One such initiative is Clinton Climate Initiative’s C-40 project, which brings 40 cities together creating new economies-of-scale in demand for energy-efficient technologies — from the 367 million people that live in those cities — and linking demand with sources of supply. The C-40 project is a catalyst in accelerating market development for such innovations as clean-technology vehicles, energy-efficient lighting, chillers, solar control window films, and “cool” roofing that will help to lower the costs of building retrofits. These beneficial technologies all face a fundamental barrier to adoption: No customer is big enough to justify investing in cost-efficient scale production, and no company is ready to bet that future demand will approach that scale.


The Climate Initiative works with vendors to determine the volume necessary to fundamentally change their economics, using economic and life-cycle modeling to understand and think creatively about when and how a new technology can become attractive. The foundation then works with the C-40 cities and gains commitments to deliver that volume. They have broken through barriers that only a public-private partnership could. Hybrid buses, which first appeared in a few cities with big public subsidies, have been updated with newer technology and purchased for use in locations that manufacturers would not have approached for years. Already, many cities in India and Brazil are the world’s largest users of hybrid buses.

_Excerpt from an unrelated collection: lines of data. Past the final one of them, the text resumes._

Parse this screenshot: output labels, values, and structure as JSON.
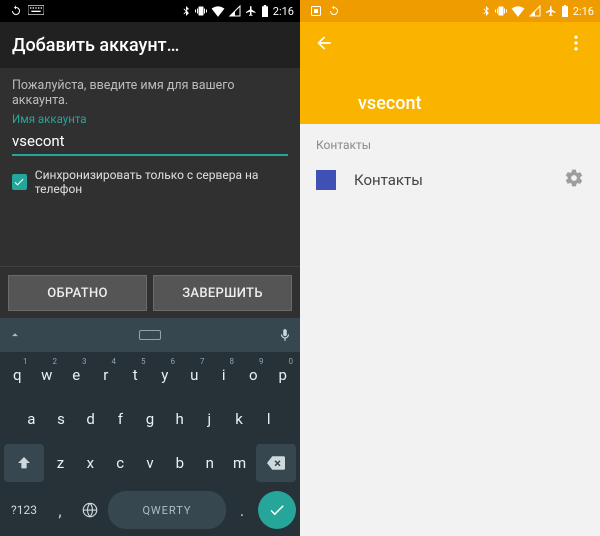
{
  "status": {
    "time": "2:16"
  },
  "left": {
    "title": "Добавить аккаунт…",
    "prompt": "Пожалуйста, введите имя для вашего аккаунта.",
    "field_label": "Имя аккаунта",
    "field_value": "vsecont",
    "checkbox_label": "Синхронизировать только с сервера на телефон",
    "buttons": {
      "back": "ОБРАТНО",
      "finish": "ЗАВЕРШИТЬ"
    },
    "keyboard": {
      "row1": [
        "q",
        "w",
        "e",
        "r",
        "t",
        "y",
        "u",
        "i",
        "o",
        "p"
      ],
      "row1_sup": [
        "1",
        "2",
        "3",
        "4",
        "5",
        "6",
        "7",
        "8",
        "9",
        "0"
      ],
      "row2": [
        "a",
        "s",
        "d",
        "f",
        "g",
        "h",
        "j",
        "k",
        "l"
      ],
      "row3": [
        "z",
        "x",
        "c",
        "v",
        "b",
        "n",
        "m"
      ],
      "symbols": "?123",
      "space_label": "QWERTY"
    }
  },
  "right": {
    "account_name": "vsecont",
    "section_header": "Контакты",
    "rows": [
      {
        "label": "Контакты"
      }
    ]
  }
}
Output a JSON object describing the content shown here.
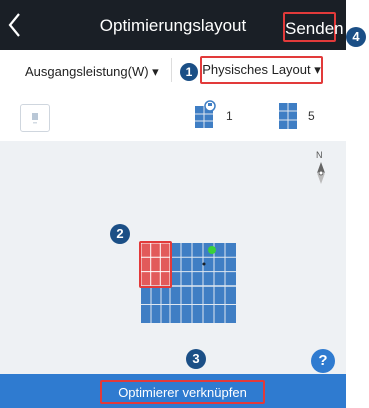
{
  "header": {
    "title": "Optimierungslayout",
    "send_label": "Senden",
    "callout_4": "4"
  },
  "toolbar": {
    "output_dropdown_label": "Ausgangsleistung(W) ▾",
    "layout_dropdown_label": "Physisches Layout ▾",
    "callout_1": "1"
  },
  "stats": {
    "optimizer_count": "1",
    "module_count": "5"
  },
  "canvas": {
    "compass_label": "N",
    "callout_2": "2",
    "callout_3": "3"
  },
  "footer": {
    "link_optimizer_label": "Optimierer verknüpfen",
    "help_label": "?"
  },
  "colors": {
    "header_bg": "#1a1f26",
    "accent_blue": "#2f7bd0",
    "panel_blue": "#3f7ec4",
    "highlight_red": "#e23a3a",
    "selected_panel_red": "#e25a5a",
    "online_dot_green": "#3ad13a"
  }
}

When I asked Magaziner to describe his biggest barrier, he responded that he is pushing everyone’s comfort zones. People can’t sit around waiting for the usual lag time from the usual circumstances – excessively long government time lines when it comes to ordering equipment from private suppliers, the hesitancy of entrepreneurs to push the envelope farther than they ever have, and so on. He’s right. Usual just doesn’t cut it under unusual situations like today’s productivity performance. Public-private partnerships can be significantly more agile than the usual contracts between state agencies and corporations. They are the right vehicle to speed the delivery and elevate the scale of innovations in the face of our critical needs.



Elizabeth Edersheim